### About this task
Pull each line holding "time" out of the entries below.

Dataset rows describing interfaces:
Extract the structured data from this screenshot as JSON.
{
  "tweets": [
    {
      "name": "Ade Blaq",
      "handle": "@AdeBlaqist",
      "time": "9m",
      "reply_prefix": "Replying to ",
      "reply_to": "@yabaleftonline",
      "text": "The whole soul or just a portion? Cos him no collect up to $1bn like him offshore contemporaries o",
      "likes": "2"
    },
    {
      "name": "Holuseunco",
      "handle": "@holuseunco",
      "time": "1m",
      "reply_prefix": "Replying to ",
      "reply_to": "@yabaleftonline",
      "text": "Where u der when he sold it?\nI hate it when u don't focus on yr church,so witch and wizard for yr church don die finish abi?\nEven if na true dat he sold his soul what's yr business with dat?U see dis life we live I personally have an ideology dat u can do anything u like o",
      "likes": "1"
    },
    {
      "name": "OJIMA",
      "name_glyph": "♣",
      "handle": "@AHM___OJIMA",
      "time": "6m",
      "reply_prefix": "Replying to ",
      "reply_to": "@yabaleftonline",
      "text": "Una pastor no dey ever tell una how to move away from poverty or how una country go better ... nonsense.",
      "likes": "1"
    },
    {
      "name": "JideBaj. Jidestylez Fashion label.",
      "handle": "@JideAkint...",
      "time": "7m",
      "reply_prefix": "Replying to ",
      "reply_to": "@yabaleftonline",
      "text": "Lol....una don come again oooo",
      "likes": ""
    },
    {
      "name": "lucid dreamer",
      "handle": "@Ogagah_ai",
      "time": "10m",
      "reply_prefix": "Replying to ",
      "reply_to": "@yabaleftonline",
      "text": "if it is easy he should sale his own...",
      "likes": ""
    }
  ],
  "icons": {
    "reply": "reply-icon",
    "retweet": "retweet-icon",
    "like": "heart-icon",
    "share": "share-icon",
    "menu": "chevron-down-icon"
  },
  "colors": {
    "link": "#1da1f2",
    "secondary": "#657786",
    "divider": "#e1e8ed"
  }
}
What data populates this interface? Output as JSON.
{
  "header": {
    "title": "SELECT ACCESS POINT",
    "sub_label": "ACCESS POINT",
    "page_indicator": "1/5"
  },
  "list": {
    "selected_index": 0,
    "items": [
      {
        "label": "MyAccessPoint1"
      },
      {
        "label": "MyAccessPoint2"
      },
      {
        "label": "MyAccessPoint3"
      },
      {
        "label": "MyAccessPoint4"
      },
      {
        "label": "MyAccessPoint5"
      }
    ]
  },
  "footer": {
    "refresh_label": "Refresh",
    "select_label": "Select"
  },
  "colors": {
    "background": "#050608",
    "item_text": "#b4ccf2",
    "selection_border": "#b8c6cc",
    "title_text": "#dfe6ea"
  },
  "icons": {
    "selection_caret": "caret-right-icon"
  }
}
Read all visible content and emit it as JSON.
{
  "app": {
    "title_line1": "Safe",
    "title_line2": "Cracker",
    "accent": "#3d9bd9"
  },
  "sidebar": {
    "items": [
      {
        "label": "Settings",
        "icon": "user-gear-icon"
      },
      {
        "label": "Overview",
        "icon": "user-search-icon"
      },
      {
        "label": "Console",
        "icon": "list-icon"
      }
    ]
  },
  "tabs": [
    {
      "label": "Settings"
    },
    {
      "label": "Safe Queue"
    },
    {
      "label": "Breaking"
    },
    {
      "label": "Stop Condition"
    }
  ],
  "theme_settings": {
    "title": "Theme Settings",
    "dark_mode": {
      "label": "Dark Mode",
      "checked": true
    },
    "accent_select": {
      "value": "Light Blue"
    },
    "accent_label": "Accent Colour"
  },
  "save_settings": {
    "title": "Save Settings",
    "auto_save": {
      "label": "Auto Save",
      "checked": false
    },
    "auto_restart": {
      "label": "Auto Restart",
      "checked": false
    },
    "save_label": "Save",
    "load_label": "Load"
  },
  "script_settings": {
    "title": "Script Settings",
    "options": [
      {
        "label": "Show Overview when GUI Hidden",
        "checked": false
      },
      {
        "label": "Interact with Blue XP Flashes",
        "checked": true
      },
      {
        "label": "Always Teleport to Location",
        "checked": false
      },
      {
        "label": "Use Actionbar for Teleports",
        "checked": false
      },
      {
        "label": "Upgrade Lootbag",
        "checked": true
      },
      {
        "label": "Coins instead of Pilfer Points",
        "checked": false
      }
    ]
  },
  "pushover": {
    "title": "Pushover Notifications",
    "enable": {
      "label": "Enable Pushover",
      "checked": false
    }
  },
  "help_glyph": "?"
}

### Expected answer
      "time": "9m",
      "time": "1m",
      "time": "6m",
      "time": "7m",
      "time": "10m",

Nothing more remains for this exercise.